— Problem —
Copy out each line of the data that holds the word "list".

Data for analysis section start

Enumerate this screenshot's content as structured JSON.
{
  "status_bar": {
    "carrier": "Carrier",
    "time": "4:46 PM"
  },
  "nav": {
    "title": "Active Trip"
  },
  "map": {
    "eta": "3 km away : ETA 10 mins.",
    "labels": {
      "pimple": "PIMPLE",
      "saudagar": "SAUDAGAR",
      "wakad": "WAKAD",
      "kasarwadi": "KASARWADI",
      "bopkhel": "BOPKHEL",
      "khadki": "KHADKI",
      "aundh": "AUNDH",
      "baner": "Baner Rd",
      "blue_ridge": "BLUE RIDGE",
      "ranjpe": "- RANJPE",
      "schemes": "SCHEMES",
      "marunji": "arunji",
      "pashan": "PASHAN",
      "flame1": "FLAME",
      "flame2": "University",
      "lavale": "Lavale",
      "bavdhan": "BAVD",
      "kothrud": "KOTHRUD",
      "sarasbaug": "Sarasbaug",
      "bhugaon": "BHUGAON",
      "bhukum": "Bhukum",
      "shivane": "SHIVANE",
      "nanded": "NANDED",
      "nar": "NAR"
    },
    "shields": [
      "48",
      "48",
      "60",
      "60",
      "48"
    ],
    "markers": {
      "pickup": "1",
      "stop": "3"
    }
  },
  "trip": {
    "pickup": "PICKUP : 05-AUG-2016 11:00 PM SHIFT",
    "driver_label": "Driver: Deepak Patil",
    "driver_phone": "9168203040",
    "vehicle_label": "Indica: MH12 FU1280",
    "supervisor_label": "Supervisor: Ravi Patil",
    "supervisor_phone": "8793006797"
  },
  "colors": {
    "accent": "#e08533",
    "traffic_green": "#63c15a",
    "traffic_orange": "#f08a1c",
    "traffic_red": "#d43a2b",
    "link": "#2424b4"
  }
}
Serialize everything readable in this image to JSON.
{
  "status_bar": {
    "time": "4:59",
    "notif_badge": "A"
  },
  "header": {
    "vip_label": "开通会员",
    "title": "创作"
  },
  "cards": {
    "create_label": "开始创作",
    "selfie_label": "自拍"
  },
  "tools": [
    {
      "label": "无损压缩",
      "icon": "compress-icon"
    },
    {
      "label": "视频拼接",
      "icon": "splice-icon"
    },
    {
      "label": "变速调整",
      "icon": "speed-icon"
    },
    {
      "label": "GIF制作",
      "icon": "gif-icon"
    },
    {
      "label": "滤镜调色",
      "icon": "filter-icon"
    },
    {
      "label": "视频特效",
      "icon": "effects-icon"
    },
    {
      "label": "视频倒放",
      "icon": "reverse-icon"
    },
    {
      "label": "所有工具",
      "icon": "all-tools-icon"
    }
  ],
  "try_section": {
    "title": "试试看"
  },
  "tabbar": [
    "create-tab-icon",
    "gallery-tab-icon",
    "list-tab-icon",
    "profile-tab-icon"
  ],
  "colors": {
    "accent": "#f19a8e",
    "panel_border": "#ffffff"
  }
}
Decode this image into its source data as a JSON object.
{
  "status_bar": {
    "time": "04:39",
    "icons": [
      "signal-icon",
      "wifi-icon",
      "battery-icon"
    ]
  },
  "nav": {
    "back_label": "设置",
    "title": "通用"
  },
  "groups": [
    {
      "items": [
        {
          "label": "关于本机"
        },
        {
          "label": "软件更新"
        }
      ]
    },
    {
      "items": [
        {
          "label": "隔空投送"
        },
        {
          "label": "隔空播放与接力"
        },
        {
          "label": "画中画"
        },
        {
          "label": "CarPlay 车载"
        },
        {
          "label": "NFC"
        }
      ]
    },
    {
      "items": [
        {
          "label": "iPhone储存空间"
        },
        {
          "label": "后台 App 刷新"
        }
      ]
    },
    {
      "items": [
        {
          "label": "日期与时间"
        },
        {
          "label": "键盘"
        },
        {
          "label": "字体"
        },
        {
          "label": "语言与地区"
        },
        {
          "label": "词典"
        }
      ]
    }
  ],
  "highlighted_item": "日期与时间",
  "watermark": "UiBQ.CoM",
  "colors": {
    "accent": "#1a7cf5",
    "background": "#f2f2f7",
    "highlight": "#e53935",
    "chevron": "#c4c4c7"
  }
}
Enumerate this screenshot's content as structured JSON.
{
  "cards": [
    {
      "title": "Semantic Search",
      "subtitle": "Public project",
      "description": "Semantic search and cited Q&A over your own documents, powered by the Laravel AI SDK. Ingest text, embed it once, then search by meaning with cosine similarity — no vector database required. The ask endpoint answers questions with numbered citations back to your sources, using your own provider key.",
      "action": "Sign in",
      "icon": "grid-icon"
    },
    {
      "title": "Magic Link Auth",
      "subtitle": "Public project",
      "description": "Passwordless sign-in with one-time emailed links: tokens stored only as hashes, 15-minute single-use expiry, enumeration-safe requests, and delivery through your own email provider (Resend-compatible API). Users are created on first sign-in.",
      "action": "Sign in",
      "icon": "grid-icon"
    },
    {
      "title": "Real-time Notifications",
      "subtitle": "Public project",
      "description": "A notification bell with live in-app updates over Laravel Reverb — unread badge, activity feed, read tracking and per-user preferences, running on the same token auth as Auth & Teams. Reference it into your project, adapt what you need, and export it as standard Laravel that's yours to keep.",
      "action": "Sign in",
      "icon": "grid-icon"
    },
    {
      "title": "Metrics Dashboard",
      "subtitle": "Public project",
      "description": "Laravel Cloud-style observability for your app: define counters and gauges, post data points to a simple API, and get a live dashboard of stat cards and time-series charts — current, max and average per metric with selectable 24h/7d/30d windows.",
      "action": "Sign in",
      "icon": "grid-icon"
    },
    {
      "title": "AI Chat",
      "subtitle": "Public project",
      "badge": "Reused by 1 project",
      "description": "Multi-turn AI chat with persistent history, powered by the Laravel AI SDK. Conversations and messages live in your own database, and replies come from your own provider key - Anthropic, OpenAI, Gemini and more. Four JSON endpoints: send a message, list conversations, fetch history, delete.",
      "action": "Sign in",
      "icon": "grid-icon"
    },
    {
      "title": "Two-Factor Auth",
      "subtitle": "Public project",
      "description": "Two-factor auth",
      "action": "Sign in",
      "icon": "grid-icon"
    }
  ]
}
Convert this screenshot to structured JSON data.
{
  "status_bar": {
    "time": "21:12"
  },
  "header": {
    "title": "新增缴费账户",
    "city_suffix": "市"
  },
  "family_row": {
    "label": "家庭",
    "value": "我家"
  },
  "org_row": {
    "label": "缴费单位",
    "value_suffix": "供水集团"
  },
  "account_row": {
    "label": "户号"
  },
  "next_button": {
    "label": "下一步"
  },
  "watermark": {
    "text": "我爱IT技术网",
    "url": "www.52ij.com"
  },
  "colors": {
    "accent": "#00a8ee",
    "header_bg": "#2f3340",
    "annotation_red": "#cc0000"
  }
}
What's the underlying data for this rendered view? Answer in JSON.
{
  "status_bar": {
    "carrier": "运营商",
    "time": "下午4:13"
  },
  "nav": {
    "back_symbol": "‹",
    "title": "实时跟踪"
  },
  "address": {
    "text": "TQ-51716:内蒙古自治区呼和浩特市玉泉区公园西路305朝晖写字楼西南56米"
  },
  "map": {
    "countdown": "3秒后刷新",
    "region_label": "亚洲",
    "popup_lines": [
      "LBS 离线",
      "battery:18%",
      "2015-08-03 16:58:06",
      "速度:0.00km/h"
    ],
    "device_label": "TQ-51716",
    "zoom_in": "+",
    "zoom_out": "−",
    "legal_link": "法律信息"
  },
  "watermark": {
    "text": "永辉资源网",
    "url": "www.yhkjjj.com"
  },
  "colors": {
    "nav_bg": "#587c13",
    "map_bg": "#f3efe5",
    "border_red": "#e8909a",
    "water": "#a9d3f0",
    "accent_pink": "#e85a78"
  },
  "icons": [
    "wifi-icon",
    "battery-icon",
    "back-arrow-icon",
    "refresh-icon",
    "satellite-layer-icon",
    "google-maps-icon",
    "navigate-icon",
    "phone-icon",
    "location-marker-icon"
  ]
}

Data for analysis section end

— Worked solution —
    "list-tab-icon",
      "description": "Multi-turn AI chat with persistent history, powered by the Laravel AI SDK. Conversations and messages live in your own database, and replies come from your own provider key - Anthropic, OpenAI, Gemini and more. Four JSON endpoints: send a message, list conversations, fetch history, delete.",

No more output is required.